Decked out in red factory overalls, László Moholy-Nagy cut a striking figure of an avant-garde utopian during his time teaching at the Bauhaus in Dessau from 1923 to 1928. And while his spirited belief in art inspiring a better future could define his career, there was also his radical experimentation with materials. Plexiglas sculptures melted in his own oven, and balanced Constructivist paintings with layers of geometric forms, were in turn influenced by his relocations across Europe and finally to the United States with the rise of the Nazis. And then there was a whole other body of graphic and theatrical design, where he brought his play with collaged imagery into the commercial realm.
Moholy-Nagy: Future Present, which opened this past weekend at the Solomon R. Guggenheim Museum in Manhattan, is organized by the Guggenheim Foundation, the Art Institute of Chicago, and the Los Angeles County Museum of Art (LACMA) as his first retrospective in the United States in half a century. It chronologically crawls up the museum’s central spiral with over 300 pieces, from 1920s abstraction to 1940s “Space Modulators” that cast curious shadows from their plastic forms, some of his final work before his death at the age of 51 in 1946 from leukemia.
One of these sculptures — “Dual Form with Chromium Rods” (1946) — hovers on a wire down into the rotunda, greeting visitors as they begin the ascent on the spiral ramp. It’s not a monumental piece, appearing a bit like an industrial will-o’-the-wisp with its Plexiglas and chrome-plated brass, but with its spindly shadow dancing alongside, it encapsulates many of the ideas behind his work, including the embrace of new materials, light, transparency, and unexpected forms.
It’s definitely not an exhibition that feels like a summer blockbuster; he doesn’t have the same high profile as other Bauhaus alumni like Vasily Kandinsky or Josef Albers.
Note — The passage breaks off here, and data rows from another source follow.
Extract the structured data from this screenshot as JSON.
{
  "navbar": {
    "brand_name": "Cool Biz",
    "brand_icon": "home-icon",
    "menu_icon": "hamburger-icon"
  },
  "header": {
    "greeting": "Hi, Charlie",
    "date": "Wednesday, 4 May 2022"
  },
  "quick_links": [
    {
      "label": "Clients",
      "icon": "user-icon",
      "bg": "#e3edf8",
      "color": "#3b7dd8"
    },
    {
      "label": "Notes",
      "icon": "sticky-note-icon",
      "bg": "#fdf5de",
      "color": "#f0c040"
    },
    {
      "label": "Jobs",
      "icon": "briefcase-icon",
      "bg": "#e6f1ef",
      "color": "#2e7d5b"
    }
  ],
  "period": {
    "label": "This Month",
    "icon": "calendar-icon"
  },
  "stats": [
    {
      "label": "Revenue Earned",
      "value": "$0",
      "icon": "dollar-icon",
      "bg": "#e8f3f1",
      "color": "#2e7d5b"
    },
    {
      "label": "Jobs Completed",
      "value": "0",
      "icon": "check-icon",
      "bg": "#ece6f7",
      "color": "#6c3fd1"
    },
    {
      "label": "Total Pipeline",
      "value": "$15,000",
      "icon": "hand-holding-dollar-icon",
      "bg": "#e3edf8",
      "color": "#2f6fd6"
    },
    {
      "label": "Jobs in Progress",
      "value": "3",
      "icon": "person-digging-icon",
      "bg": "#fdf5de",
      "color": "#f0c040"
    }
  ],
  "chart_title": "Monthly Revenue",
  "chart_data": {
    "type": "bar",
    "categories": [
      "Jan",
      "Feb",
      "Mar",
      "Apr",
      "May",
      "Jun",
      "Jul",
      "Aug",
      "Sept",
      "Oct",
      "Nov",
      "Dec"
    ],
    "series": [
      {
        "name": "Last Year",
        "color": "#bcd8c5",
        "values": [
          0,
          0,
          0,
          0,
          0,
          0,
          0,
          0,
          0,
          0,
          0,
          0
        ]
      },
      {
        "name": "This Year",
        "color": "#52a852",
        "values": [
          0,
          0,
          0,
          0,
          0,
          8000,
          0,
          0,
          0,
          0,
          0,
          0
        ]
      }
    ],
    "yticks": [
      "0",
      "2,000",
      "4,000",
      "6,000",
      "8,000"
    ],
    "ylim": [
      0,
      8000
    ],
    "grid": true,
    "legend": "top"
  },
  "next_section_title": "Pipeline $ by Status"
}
Unless you are a hardcore Moholy-Nagy superfan, there likely aren’t any showpieces that you’ll be seeking out, and it’s certainly possible many visitors won’t be familiar with the Hungarian artist’s name (or how to pronounce it; “Mo-holy-Nawdge” is the most accepted). Yet Future Present is a surprisingly accessible and enjoyable exhibition about one man’s continuous experimentation. Whether his “telephone paintings,” which, he explained, were painted at an enamel factory through his called-in instructions, or his camera-less photograms made through exposing the paper to light, each reflects an optimistic embrace of possibility.
One of the standout moments is the 2009 recreation by Kai-Uwe Hemken and Jakob Gebert of his unrealized “Room of the Present,” where among collages of photographs, and a very Bauhaus structure of metal and black walls, is a replica of his “Light Prop for an Electric Stage.” It only operates about 14 times a day, so a bit of serendipity is involved, but when it springs into kinetic action it casts curious shadows as it turns. The contraption of gears, metal, plastic, and wood was built in 1930, and Moholy-Nagy hauled it along as a cumbersome travel companion. Alice Rawsthorn wrote for the New York Times in 2009 that customs officers “snorted in disbelief” when he said it was a machine “to create pools of light and shadow so he could study their movement,” and he was no better off when he lied and claimed it was “a robot, fountain, and mixing machine” (although apparently “hairdressing equipment” did the trick).
This may be slightly blasphemous to Moholy-Nagy’s impressive legacy, but I personally am most drawn to his advertising work. I’ve previously written about his 1936 design for Imperial Airways, where he morphed the London Underground map into a dynamic cartography for aviation routes, and the exhibition joins this work with examples like his vibrant posters for the Underground, where large typography warned riders of new pneumatic doors and the distance allowed by their fares in the same lively exuberance as his photomontages. His belief in the elevating impact of art on the social consciousness seems to also be behind even these commercial endeavors.
Frank Lloyd Wright’s spiral in the Guggenheim building works for Moholy-Nagy, rather than against the art as has been the case in past Guggenheim exhibitions, allowing his two-dimensional pieces to be embedded in its broad walls. When you look out at the opposite side of the rotunda, the differently colored backs of the ephemera cases and sporadic temporary walls in blueish gray appear together like another version of one of Moholy-Nagy’s paintings. However, I at least found there was some obtrusive glaring on the work due to the lighting, and many of the paintings being behind protective glass.
After Future Present closes in September, it will open on October 2 at the Art Institute of Chicago, and then on February 12, 2017 at LACMA. It’s a very methodical exhibition, presenting these hundreds of examples of his work without weighing one area of his art over another, offering a vision of a modernist who saw a populist potential in art and technology.
Moholy-Nagy: Future Present continues through September 7 at the Solomon R. Guggenheim Museum (1071 Fifth Avenue, Upper East Side, Manhattan).